I should not write this column. It's like breaking a mirror, walking under a ladder or uttering "Macbeth" in a theater.
The Detroit Tigers are in the World Series — there I said it. Thankfully there are no superstitions or curses in baseball; just ask any Chicago Cubs fan.
Holy Willie Hernandez! They're playing major league baseball in Michigan — and it's October.
Detroit swept the pretentious New York Yankees in playoff baseball en route to the 2012 World Series. In the 2006 World Series, the Tigers stumbled against the St. Louis Cardinals. They'll either have a shot to clip those Cardinal wings or slay the San Francisco Giants in a best-of-seven matchup.
Yep, I'm back on the Tigers' bandwagon faster than a Justin Verlander pitch. This just might be the year we retire 1984.
Against my better baseball judgment, I dug up the past. I found it in a childhood memento box full of action figures and Matchbox cars: a 1984 World Series program.
I was 14 years old again, staring at the glossy faces of Lance Parrish, Dan Petry, Milt Wilcox, Alan Trammell, Kirk Gibson, Larry Herndon, Lou Whitaker and Aurelio Lopez. Tom Brookens, first base coach for the 2012 Detroit Tigers, didn't have gray hair or grand kids back then.
I forgot how a "Magnum P.I." mustache — much like an athletic cup — was required playing equipment.
As I turned the program's pages, Ernie Harwell's voice drifted out of my grandpa's tool shed. When you turned on the shed's light switch on certain summer days a little radio on the same circuit would pop to life with the Voice of the Tigers. Ernie fell silent in 2010; grandpa died in February.

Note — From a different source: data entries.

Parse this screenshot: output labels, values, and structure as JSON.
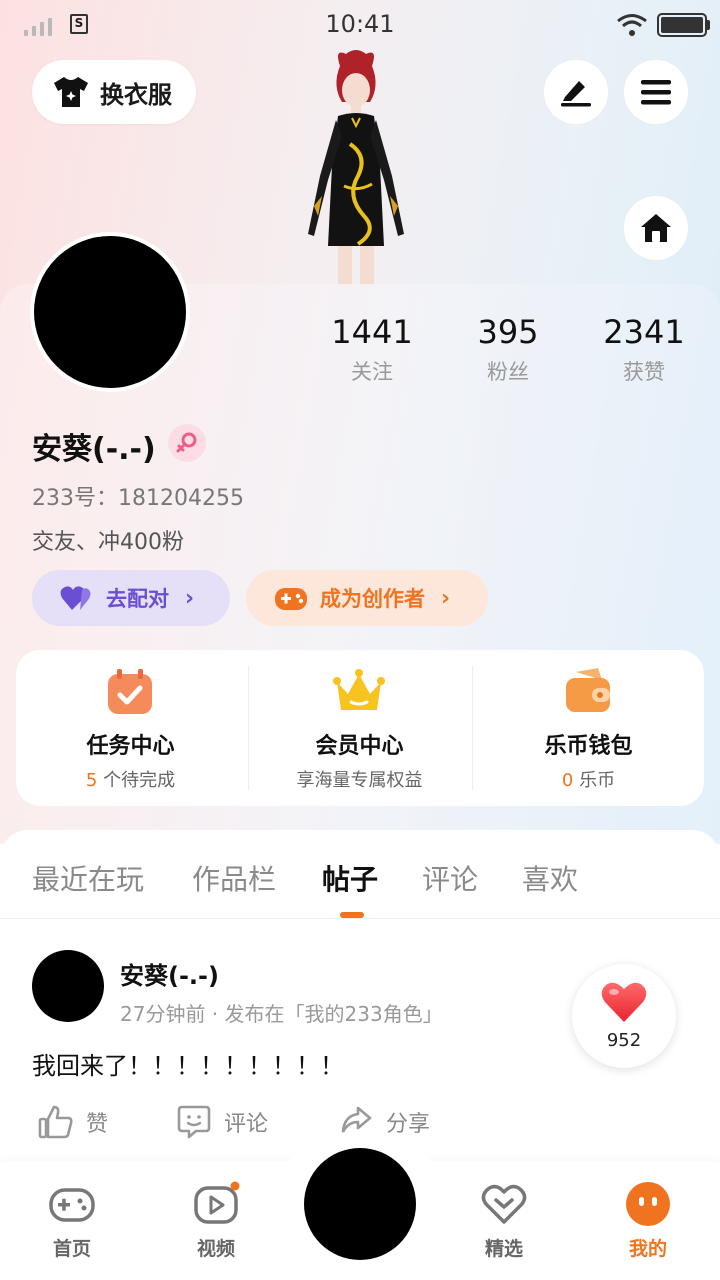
{
  "status_bar": {
    "time": "10:41",
    "sim_label": "S"
  },
  "header": {
    "change_clothes_label": "换衣服",
    "icons": [
      "tshirt-icon",
      "pen-icon",
      "menu-icon",
      "home-icon"
    ]
  },
  "profile": {
    "stats": [
      {
        "value": "1441",
        "label": "关注"
      },
      {
        "value": "395",
        "label": "粉丝"
      },
      {
        "value": "2341",
        "label": "获赞"
      }
    ],
    "username": "安葵(-.-)",
    "uid": "233号：181204255",
    "bio": "交友、冲400粉",
    "pair_button": "去配对",
    "creator_button": "成为创作者"
  },
  "services": [
    {
      "title": "任务中心",
      "highlight": "5",
      "sub": " 个待完成"
    },
    {
      "title": "会员中心",
      "highlight": "",
      "sub": "享海量专属权益"
    },
    {
      "title": "乐币钱包",
      "highlight": "0",
      "sub": " 乐币"
    }
  ],
  "tabs": [
    {
      "label": "最近在玩",
      "active": false
    },
    {
      "label": "作品栏",
      "active": false
    },
    {
      "label": "帖子",
      "active": true
    },
    {
      "label": "评论",
      "active": false
    },
    {
      "label": "喜欢",
      "active": false
    }
  ],
  "post": {
    "author": "安葵(-.-)",
    "meta": "27分钟前 · 发布在「我的233角色」",
    "body": "我回来了！！！！！！！！！",
    "like_count": "952",
    "actions": {
      "like": "赞",
      "comment": "评论",
      "share": "分享"
    }
  },
  "bottom_nav": [
    {
      "label": "首页"
    },
    {
      "label": "视频"
    },
    {
      "label": "精选"
    },
    {
      "label": "我的"
    }
  ],
  "colors": {
    "accent": "#f07420",
    "purple": "#6b4fd3",
    "pink_badge": "#fcdde6"
  }
}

Will the 2012 Tigers take a page out of the 1984 World Series program? I found some words hauntingly familiar.
An article touting the 1984 team's runaway season noted that "Despite the economic upswing of the nation over the last couple years, Detroit has still been mired in unemployment problems which have plagued the entire area for the last several years." Talk about Michigan's past repeating itself.
Speaking of history, I also came across ads in the '84 program for TWA airline tickets, Polaroid camera film, and the "RevolutionAries" Dodge K-car.
The mementos box also yielded a Detroit News newspaper dated Tuesday, Oct. 16, 1984. The front page photo features 2-year-old Kevin Du Mouchelle, large as life, sitting on his father's shoulders at Tiger Stadium. Behind them looms a scoreboard lit with the words "Detroit Tigers: 1984 World Champs."
Kevin Du Mouchelle would be 30 years old now. He was too young to have his hopes dashed in 1987 but he took it on the chin in 2006. Perhaps he, and all Old English D-town fans, can look to the faded newsprint and believe like a child up past their bedtime.
I might be whistling "Macbeth" here, but the Tigers are playing baseball — in October.